* [Task requirements]: Wherever a line in the data below holds "корупція", copy that line.
++++ Dataset entries ++++
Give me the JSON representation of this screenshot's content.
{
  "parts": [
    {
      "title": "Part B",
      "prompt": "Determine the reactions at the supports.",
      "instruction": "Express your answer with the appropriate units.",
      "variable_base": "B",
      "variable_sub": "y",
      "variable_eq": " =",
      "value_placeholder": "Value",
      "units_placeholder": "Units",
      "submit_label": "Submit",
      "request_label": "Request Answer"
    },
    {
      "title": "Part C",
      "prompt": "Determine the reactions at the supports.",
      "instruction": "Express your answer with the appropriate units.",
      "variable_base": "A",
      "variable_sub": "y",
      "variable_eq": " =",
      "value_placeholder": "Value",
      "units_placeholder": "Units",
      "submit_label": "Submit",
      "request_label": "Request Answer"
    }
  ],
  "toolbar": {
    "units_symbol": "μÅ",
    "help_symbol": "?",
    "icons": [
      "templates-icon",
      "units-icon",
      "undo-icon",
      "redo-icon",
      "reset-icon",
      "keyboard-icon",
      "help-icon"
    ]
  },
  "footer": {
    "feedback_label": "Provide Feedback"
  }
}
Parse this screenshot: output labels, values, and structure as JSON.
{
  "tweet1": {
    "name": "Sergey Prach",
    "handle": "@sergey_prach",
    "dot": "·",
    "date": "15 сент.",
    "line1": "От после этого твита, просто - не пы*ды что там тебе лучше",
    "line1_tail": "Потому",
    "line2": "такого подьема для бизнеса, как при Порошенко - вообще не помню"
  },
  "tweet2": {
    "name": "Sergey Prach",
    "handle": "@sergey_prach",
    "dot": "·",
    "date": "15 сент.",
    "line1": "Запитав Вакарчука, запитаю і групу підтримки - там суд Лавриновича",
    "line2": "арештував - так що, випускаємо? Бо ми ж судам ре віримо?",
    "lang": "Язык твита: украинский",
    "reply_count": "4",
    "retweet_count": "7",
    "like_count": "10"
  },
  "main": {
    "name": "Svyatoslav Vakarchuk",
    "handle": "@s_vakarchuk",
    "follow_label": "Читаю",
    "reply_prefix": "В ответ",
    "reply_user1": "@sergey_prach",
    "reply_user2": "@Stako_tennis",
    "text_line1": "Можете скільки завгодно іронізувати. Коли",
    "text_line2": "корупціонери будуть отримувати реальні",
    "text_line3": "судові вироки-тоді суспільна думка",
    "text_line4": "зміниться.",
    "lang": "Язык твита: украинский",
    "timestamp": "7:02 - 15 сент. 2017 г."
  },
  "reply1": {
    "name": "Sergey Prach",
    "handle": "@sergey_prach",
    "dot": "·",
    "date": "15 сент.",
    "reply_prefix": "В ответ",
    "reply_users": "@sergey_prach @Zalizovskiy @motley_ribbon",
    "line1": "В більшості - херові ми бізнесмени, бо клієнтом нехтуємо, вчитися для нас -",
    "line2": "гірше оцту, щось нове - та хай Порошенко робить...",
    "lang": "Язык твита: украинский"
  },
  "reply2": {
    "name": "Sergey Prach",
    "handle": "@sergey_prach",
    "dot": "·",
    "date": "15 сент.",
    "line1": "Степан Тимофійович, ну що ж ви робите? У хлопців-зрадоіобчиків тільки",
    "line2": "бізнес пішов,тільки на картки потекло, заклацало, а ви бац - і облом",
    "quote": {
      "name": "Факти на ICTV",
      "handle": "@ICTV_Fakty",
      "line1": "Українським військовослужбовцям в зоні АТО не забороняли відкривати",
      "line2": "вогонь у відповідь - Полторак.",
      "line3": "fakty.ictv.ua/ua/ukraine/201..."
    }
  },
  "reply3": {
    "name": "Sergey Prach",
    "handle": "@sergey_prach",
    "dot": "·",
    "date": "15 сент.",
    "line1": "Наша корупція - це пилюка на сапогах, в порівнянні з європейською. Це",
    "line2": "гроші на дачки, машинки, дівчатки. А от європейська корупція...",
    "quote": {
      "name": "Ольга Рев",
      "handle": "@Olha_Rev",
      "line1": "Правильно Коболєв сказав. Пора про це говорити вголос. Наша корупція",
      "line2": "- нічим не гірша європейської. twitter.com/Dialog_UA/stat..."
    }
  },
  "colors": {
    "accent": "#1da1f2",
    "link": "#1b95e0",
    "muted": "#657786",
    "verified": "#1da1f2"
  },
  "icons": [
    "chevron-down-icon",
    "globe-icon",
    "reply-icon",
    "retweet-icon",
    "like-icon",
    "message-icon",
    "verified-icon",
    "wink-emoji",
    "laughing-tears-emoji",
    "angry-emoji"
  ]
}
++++
* [Exercise answer]:
    "line1": "Наша корупція - це пилюка на сапогах, в порівнянні з європейською. Це",
    "line2": "гроші на дачки, машинки, дівчатки. А от європейська корупція...",
      "line1": "Правильно Коболєв сказав. Пора про це говорити вголос. Наша корупція",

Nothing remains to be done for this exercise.